Brief:
Print every entry below again. Nothing may differ from the original.

Website and app data records:
= = = = = = =

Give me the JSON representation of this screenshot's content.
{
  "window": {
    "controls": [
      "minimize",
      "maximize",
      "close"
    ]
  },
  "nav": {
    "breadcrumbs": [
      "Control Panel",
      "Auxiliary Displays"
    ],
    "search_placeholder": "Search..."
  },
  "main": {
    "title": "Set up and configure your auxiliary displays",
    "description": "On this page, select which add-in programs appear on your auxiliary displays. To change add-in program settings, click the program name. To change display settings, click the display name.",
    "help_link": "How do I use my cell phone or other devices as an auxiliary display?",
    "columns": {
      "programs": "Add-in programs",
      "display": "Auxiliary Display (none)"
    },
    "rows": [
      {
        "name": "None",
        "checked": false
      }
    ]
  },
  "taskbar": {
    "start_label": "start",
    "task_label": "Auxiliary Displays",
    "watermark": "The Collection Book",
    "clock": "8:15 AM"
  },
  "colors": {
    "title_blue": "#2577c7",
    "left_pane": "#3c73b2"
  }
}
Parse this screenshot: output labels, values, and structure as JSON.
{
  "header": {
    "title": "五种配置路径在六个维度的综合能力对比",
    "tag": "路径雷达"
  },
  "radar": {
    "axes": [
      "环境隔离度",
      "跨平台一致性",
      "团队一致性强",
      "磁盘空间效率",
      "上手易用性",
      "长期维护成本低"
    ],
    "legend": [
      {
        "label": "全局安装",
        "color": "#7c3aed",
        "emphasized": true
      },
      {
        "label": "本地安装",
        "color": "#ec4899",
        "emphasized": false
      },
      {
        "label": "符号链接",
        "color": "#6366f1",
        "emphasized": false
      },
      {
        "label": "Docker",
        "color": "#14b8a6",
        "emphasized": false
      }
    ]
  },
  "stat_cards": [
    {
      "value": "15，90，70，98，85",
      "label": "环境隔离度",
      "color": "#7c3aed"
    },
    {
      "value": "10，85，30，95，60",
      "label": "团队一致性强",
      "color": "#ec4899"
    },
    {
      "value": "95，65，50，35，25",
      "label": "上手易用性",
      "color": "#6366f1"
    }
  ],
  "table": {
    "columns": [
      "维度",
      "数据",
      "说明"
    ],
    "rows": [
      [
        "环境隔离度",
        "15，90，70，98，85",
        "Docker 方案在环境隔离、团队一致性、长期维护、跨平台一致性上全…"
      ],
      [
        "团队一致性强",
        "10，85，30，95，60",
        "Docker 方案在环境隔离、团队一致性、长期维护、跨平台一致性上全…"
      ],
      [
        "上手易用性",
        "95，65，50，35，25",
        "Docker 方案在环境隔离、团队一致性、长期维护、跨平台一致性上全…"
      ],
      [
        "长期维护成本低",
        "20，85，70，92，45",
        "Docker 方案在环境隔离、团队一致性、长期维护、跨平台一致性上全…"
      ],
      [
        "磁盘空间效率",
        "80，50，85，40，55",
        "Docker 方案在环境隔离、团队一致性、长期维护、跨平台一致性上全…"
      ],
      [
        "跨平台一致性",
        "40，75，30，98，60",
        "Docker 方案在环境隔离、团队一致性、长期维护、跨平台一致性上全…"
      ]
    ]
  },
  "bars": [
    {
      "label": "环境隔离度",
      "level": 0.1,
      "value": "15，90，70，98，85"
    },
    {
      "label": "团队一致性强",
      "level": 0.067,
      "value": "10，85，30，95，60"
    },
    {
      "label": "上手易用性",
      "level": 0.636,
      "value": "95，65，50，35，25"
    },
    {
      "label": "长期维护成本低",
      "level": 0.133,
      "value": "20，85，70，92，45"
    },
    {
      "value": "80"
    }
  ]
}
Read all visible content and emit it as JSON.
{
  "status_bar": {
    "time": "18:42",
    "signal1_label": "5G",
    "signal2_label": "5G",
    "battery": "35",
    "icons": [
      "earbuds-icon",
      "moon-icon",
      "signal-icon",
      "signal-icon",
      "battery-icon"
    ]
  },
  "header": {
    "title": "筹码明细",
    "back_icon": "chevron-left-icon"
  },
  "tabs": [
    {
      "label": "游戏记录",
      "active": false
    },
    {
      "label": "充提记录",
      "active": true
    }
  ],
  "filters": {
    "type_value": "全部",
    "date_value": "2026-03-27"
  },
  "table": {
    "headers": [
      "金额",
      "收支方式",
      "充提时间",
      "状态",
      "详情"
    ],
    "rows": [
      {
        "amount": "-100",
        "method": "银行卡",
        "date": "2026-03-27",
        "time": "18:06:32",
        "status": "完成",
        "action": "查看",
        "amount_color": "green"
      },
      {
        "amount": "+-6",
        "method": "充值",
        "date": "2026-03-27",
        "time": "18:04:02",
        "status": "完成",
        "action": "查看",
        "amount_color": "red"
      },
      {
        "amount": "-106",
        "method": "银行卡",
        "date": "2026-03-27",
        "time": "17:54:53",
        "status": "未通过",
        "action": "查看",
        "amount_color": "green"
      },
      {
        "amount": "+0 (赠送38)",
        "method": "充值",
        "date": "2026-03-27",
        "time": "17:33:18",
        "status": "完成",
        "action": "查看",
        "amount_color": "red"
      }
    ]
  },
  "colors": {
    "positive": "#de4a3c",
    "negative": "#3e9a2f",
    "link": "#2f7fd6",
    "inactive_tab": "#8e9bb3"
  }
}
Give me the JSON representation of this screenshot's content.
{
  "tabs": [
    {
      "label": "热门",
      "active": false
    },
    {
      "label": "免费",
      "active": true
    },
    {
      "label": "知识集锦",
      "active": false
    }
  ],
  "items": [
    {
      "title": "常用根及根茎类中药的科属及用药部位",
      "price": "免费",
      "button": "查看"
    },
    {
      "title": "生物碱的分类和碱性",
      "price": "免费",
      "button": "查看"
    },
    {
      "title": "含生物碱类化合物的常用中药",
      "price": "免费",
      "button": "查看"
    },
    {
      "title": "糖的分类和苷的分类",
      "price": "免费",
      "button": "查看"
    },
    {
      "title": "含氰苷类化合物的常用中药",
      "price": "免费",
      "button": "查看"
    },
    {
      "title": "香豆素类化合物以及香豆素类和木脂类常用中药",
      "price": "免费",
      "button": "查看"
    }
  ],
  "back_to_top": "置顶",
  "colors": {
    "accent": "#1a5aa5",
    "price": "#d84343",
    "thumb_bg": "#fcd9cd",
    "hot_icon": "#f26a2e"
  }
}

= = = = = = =

Completed exercise:
Give me the JSON representation of this screenshot's content.
{
  "window": {
    "controls": [
      "minimize",
      "maximize",
      "close"
    ]
  },
  "nav": {
    "breadcrumbs": [
      "Control Panel",
      "Auxiliary Displays"
    ],
    "search_placeholder": "Search..."
  },
  "main": {
    "title": "Set up and configure your auxiliary displays",
    "description": "On this page, select which add-in programs appear on your auxiliary displays. To change add-in program settings, click the program name. To change display settings, click the display name.",
    "help_link": "How do I use my cell phone or other devices as an auxiliary display?",
    "columns": {
      "programs": "Add-in programs",
      "display": "Auxiliary Display (none)"
    },
    "rows": [
      {
        "name": "None",
        "checked": false
      }
    ]
  },
  "taskbar": {
    "start_label": "start",
    "task_label": "Auxiliary Displays",
    "watermark": "The Collection Book",
    "clock": "8:15 AM"
  },
  "colors": {
    "title_blue": "#2577c7",
    "left_pane": "#3c73b2"
  }
}
Parse this screenshot: output labels, values, and structure as JSON.
{
  "header": {
    "title": "五种配置路径在六个维度的综合能力对比",
    "tag": "路径雷达"
  },
  "radar": {
    "axes": [
      "环境隔离度",
      "跨平台一致性",
      "团队一致性强",
      "磁盘空间效率",
      "上手易用性",
      "长期维护成本低"
    ],
    "legend": [
      {
        "label": "全局安装",
        "color": "#7c3aed",
        "emphasized": true
      },
      {
        "label": "本地安装",
        "color": "#ec4899",
        "emphasized": false
      },
      {
        "label": "符号链接",
        "color": "#6366f1",
        "emphasized": false
      },
      {
        "label": "Docker",
        "color": "#14b8a6",
        "emphasized": false
      }
    ]
  },
  "stat_cards": [
    {
      "value": "15，90，70，98，85",
      "label": "环境隔离度",
      "color": "#7c3aed"
    },
    {
      "value": "10，85，30，95，60",
      "label": "团队一致性强",
      "color": "#ec4899"
    },
    {
      "value": "95，65，50，35，25",
      "label": "上手易用性",
      "color": "#6366f1"
    }
  ],
  "table": {
    "columns": [
      "维度",
      "数据",
      "说明"
    ],
    "rows": [
      [
        "环境隔离度",
        "15，90，70，98，85",
        "Docker 方案在环境隔离、团队一致性、长期维护、跨平台一致性上全…"
      ],
      [
        "团队一致性强",
        "10，85，30，95，60",
        "Docker 方案在环境隔离、团队一致性、长期维护、跨平台一致性上全…"
      ],
      [
        "上手易用性",
        "95，65，50，35，25",
        "Docker 方案在环境隔离、团队一致性、长期维护、跨平台一致性上全…"
      ],
      [
        "长期维护成本低",
        "20，85，70，92，45",
        "Docker 方案在环境隔离、团队一致性、长期维护、跨平台一致性上全…"
      ],
      [
        "磁盘空间效率",
        "80，50，85，40，55",
        "Docker 方案在环境隔离、团队一致性、长期维护、跨平台一致性上全…"
      ],
      [
        "跨平台一致性",
        "40，75，30，98，60",
        "Docker 方案在环境隔离、团队一致性、长期维护、跨平台一致性上全…"
      ]
    ]
  },
  "bars": [
    {
      "label": "环境隔离度",
      "level": 0.1,
      "value": "15，90，70，98，85"
    },
    {
      "label": "团队一致性强",
      "level": 0.067,
      "value": "10，85，30，95，60"
    },
    {
      "label": "上手易用性",
      "level": 0.636,
      "value": "95，65，50，35，25"
    },
    {
      "label": "长期维护成本低",
      "level": 0.133,
      "value": "20，85，70，92，45"
    },
    {
      "value": "80"
    }
  ]
}
Read all visible content and emit it as JSON.
{
  "status_bar": {
    "time": "18:42",
    "signal1_label": "5G",
    "signal2_label": "5G",
    "battery": "35",
    "icons": [
      "earbuds-icon",
      "moon-icon",
      "signal-icon",
      "signal-icon",
      "battery-icon"
    ]
  },
  "header": {
    "title": "筹码明细",
    "back_icon": "chevron-left-icon"
  },
  "tabs": [
    {
      "label": "游戏记录",
      "active": false
    },
    {
      "label": "充提记录",
      "active": true
    }
  ],
  "filters": {
    "type_value": "全部",
    "date_value": "2026-03-27"
  },
  "table": {
    "headers": [
      "金额",
      "收支方式",
      "充提时间",
      "状态",
      "详情"
    ],
    "rows": [
      {
        "amount": "-100",
        "method": "银行卡",
        "date": "2026-03-27",
        "time": "18:06:32",
        "status": "完成",
        "action": "查看",
        "amount_color": "green"
      },
      {
        "amount": "+-6",
        "method": "充值",
        "date": "2026-03-27",
        "time": "18:04:02",
        "status": "完成",
        "action": "查看",
        "amount_color": "red"
      },
      {
        "amount": "-106",
        "method": "银行卡",
        "date": "2026-03-27",
        "time": "17:54:53",
        "status": "未通过",
        "action": "查看",
        "amount_color": "green"
      },
      {
        "amount": "+0 (赠送38)",
        "method": "充值",
        "date": "2026-03-27",
        "time": "17:33:18",
        "status": "完成",
        "action": "查看",
        "amount_color": "red"
      }
    ]
  },
  "colors": {
    "positive": "#de4a3c",
    "negative": "#3e9a2f",
    "link": "#2f7fd6",
    "inactive_tab": "#8e9bb3"
  }
}
Give me the JSON representation of this screenshot's content.
{
  "tabs": [
    {
      "label": "热门",
      "active": false
    },
    {
      "label": "免费",
      "active": true
    },
    {
      "label": "知识集锦",
      "active": false
    }
  ],
  "items": [
    {
      "title": "常用根及根茎类中药的科属及用药部位",
      "price": "免费",
      "button": "查看"
    },
    {
      "title": "生物碱的分类和碱性",
      "price": "免费",
      "button": "查看"
    },
    {
      "title": "含生物碱类化合物的常用中药",
      "price": "免费",
      "button": "查看"
    },
    {
      "title": "糖的分类和苷的分类",
      "price": "免费",
      "button": "查看"
    },
    {
      "title": "含氰苷类化合物的常用中药",
      "price": "免费",
      "button": "查看"
    },
    {
      "title": "香豆素类化合物以及香豆素类和木脂类常用中药",
      "price": "免费",
      "button": "查看"
    }
  ],
  "back_to_top": "置顶",
  "colors": {
    "accent": "#1a5aa5",
    "price": "#d84343",
    "thumb_bg": "#fcd9cd",
    "hot_icon": "#f26a2e"
  }
}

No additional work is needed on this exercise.